August 31, 1997 – The night Princess Diana died. U2 played Landsdowne Road that evening too, and at the gig I met an older man from Australia. A huge fan – he had seen the band multiple times, but I could tell this one was special to him. Why? Well as he roared to me in a mid-gig fit of love for the band and the moment – it’s different when it’s their home town. And I guess that’s why I waited to see Billy Joel in Madison Square Garden. Cos he’s from only out the road in Long Island. And right from the get-go when he launched into Miami 2017 the New York influences were clear. And the crowd loved it. I knew the songs of course. And while it was special to hear 6 of the 7 amazing opening tracks from The Stranger live for the first time, what I was really waiting for was to see what
The guy at the table beside me was there for a short while on his own. Two ladies (I’m guessing his wife and daughter) then joined him and he asked why they were late. The older lady said that it was raining and traffic was worse than usual. His triumphant (and quite loud) response? ‘It didn’t rain on me’! Which is great for him, but down to fortune, not any skill, talent or good judgement on his behalf. It’s like the card game Beggar My Neighbour. The result is pre-determined by the way the cards are dealt. Even Snap has more skill to it. So there’s absolutely no reason for the victor to be happy with themselves. Like the dude beside me. Triumphalism rarely serves anyone except the triumphant one. Especially when there’s nothing to be triumphant about.
I travelled to New York for the first time at the age of 22. It was with the Sligo football team – we were drawn against New York that year in the Connacht Championship. We didn’t stay in the city, but I’ll never forget my first glimpse of the skyline on the road in from JFK airport. It was 8 months after the Twin Towers had fallen, and in an era when many looked to America for leadership and guidance. And so it was like a dream.
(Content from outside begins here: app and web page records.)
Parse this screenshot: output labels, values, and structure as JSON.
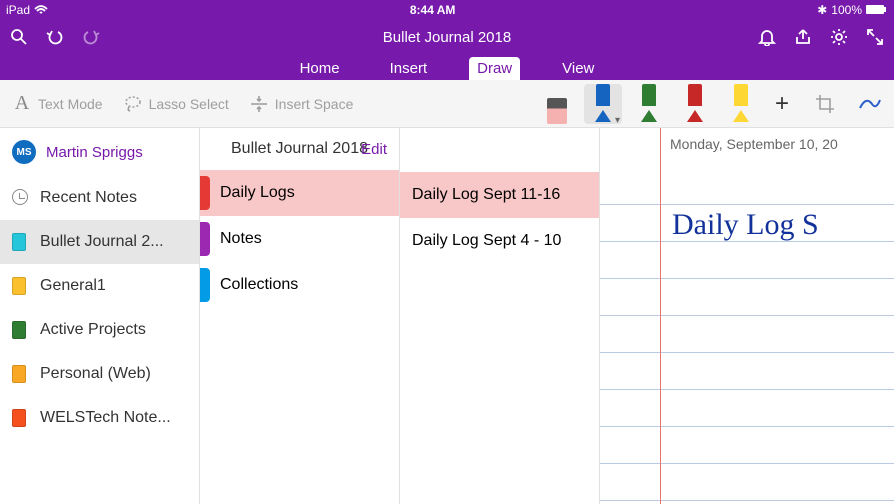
{
  "status": {
    "device": "iPad",
    "time": "8:44 AM",
    "bluetooth": "✱",
    "battery_pct": "100%"
  },
  "titlebar": {
    "title": "Bullet Journal 2018"
  },
  "menu": {
    "items": [
      "Home",
      "Insert",
      "Draw",
      "View"
    ],
    "active": "Draw"
  },
  "ribbon": {
    "text_mode": "Text Mode",
    "lasso": "Lasso Select",
    "insert_space": "Insert Space",
    "pens": [
      {
        "type": "eraser",
        "selected": false
      },
      {
        "type": "pen",
        "color": "blue",
        "selected": true
      },
      {
        "type": "pen",
        "color": "green",
        "selected": false
      },
      {
        "type": "pen",
        "color": "red",
        "selected": false
      },
      {
        "type": "highlighter",
        "color": "yellow",
        "selected": false
      }
    ]
  },
  "user": {
    "initials": "MS",
    "name": "Martin Spriggs"
  },
  "sidebar": {
    "recent": "Recent Notes",
    "notebooks": [
      {
        "label": "Bullet Journal 2...",
        "color": "cyan",
        "selected": true
      },
      {
        "label": "General1",
        "color": "yellow"
      },
      {
        "label": "Active Projects",
        "color": "green"
      },
      {
        "label": "Personal (Web)",
        "color": "amber"
      },
      {
        "label": "WELSTech Note...",
        "color": "orange"
      }
    ]
  },
  "sections": {
    "title": "Bullet Journal 2018",
    "edit": "Edit",
    "items": [
      {
        "label": "Daily Logs",
        "tab": "red",
        "selected": true
      },
      {
        "label": "Notes",
        "tab": "purple"
      },
      {
        "label": "Collections",
        "tab": "blue"
      }
    ]
  },
  "pages": {
    "items": [
      {
        "label": "Daily Log Sept 11-16",
        "selected": true
      },
      {
        "label": "Daily Log Sept 4 - 10"
      }
    ]
  },
  "canvas": {
    "date": "Monday, September 10, 20",
    "handwriting": "Daily Log S"
  }
}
I had been to cities like Sydney and London at this stage, but this was another level. It was like nothing I had ever seen before. I couldn’t believe I was actually there. Killing time before the game, we took a short ferry trip on the Hudson river, and had time for a quick stroll to Times Square when we got off. And wow. The amount of people, the steam coming out of
…got yourself a gun’. These lyrics were going through my head this morning as I travelled along the New Jersey Turnpike. The views were reminiscent of the opening credits of The Sopranos – where Tony drives from New York City back out towards his New Jersey home – all to the strains of the above Alabama 3 song… We got speaking to the driver, who was from Egypt. He said he loved America because there were great opportunities there for people to work hard and make a success out of themselves. And we wondered if this was actually true or if he had heard it so many times from people around him that he presumed it to be the case. But maybe it didn’t matter. He believed it, and so it was reality for him. And that’s it. If we want something to be the case, we have a better chance of it being so if we really believe it.
Ok…so operation BeeGees began in earnest today and during the course of the day I realized that I asked the Hawk’s Well to hold more tickets than I need…so some tickets WILL be coming available in the coming days. As always this blog will be the best place to hear when that will happen. Also today – as promised some answers to Weekly Challenge #2. No Frontiers is in the Key of C, in 4/4 time and is full of tasty chords. Click on the link below to undertake the challenge and to find out more about learning piano in this way. More here.